NASA has selected Lockheed Martin to build an X-plane to demonstrate that sonic boom noise can be reduced to a level low enough to lift bans on commercial supersonic flight over US land.

NASA believes the low-boom demonstrator—its first clean-sheet manned X-plane in decades—will pave the way for development of quiet supersonic transports by US industry once the overland flight ban has been lifted and replaced by sound-based certification rules.

The Low Boom Flight Demonstrator is scheduled to fly in 2021 and will be used to gather community-response data to enable FAA and ICAO to develop sound-based rules for supersonic flight over land.

Lockheed’s Skunk Works had produced a preliminary design for the demonstrator under a previous contract from NASA and was the sole bidder to build the X-plane, NASA Integrated Aviation Systems Program director Ed Waggoner said April 4.

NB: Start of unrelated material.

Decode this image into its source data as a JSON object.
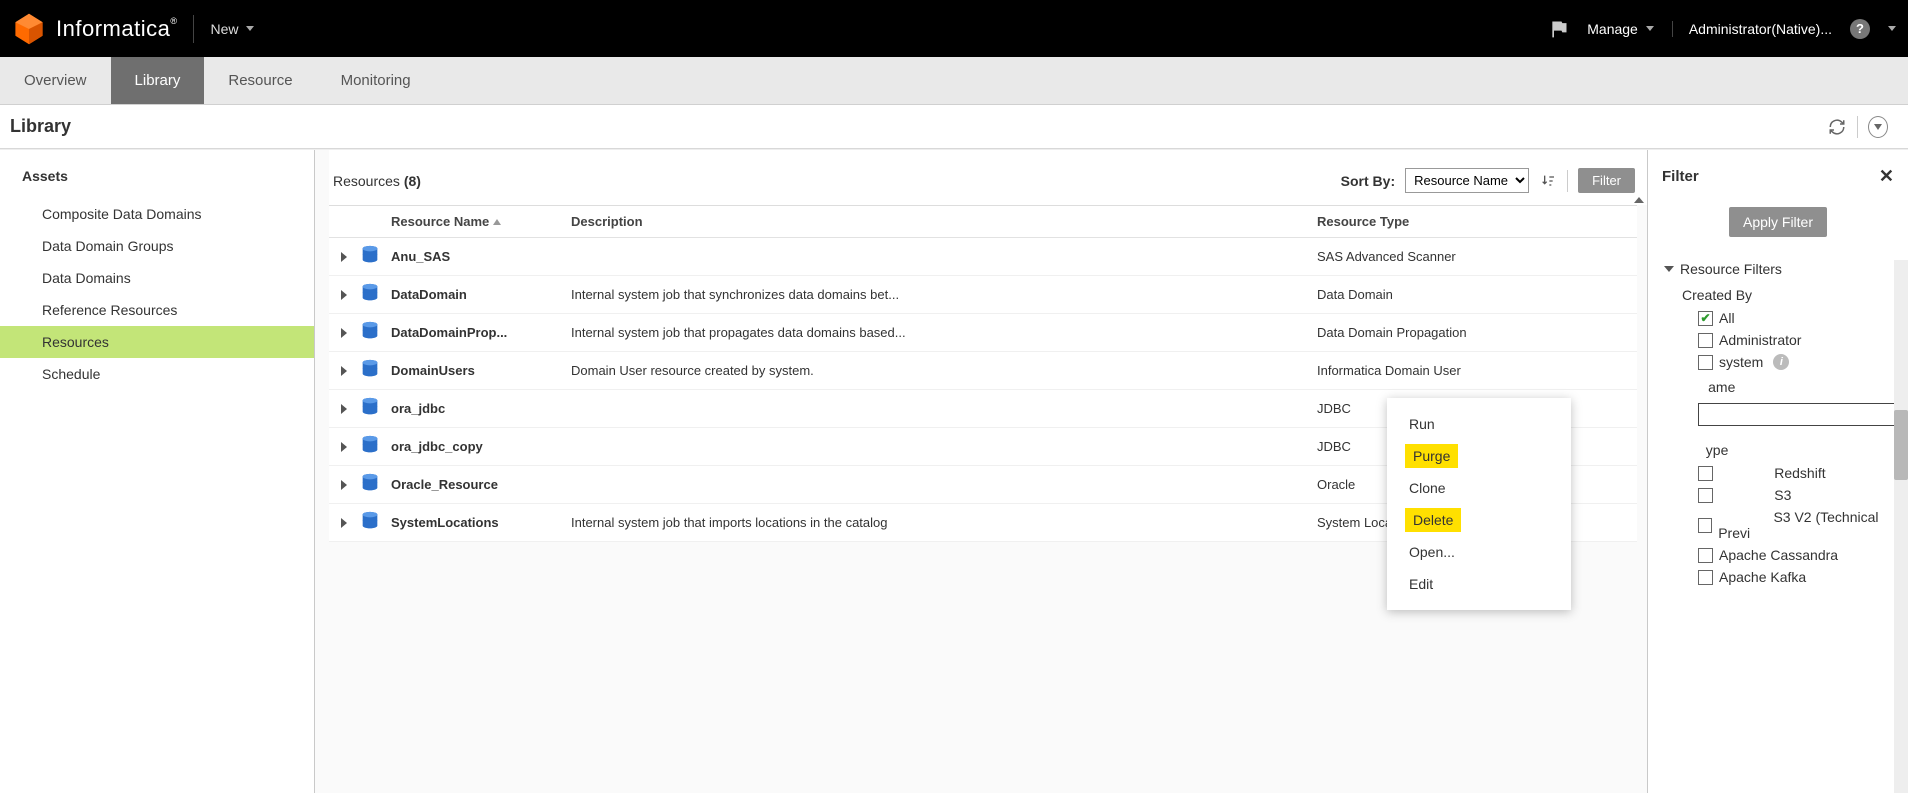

Under the $247.5 million contract, Lockheed will complete design and fabrication of the single-seat, single-engine demonstrator, which is expected to receive its X-plane designation this summer.

The aircraft is shaped to reduce sonic boom and designed to mimic the shockwave signature of a quiet supersonic airliner, generating a maximum boom loudness of 75 PLdB flying at Mach 1.4 and 55,000 ft. This compares with 105-110 PLdB for the Concorde.

The aircraft the Skunk Works will build is essentially unchanged from the preliminary design produced for NASA, Lockheed Low Boom Flight Demonstrator program manager Peter Iosifidis said.

The next step is a “delta” preliminary design review in July, leading to a critical design review in September 2019.

Following a first flight in summer 2021, the X-plane will go through flight clearance at NASA Armstrong Flight Research Center in California, followed by an acoustic validation phase to ensure it produces the desired boom signature, NASA Commercial Supersonic Technology program manager Peter Coen said.

Immediately after the completion of those phases in September 2022, Coen said, NASA plans to conduct its first public-response test campaign over a community in the southwest US that, unlike Armstrong, is not routinely exposed to sonic booms.

“We plan to conduct two community-response tests a year for a total of four to six,” he said.

Flights to gather data from noise measurements and public surveys will be conducted over communities ranging from large cities to small town and rural areas.

To meet the requirements of the regulators, “the data will be representative of the diversity of communities exposed [to booms],” Waggoner said. NASA is working with the international aviation community to define the data required, he said.

The planned three-year period of community-response flight testing, from 2023-25, “meshes with key international meetings to which we will provide the data, so it is important we stay on schedule,” Waggoner said. ICAO’s Committee on Aviation Environmental Protection is scheduled to establish the sonic boom standard at its 13th meeting in 2025.

Among those pursuing a future supersonic commercial airliner are Denver-based Boom Technology founder and CEO Blake Scholl, who believes the company’s first supersonic passenger aircraft can enter commercial service as soon as 2023 and that there is a market for as many as 1,000 supersonic airliners to be delivered by 2035.

Graham Warwick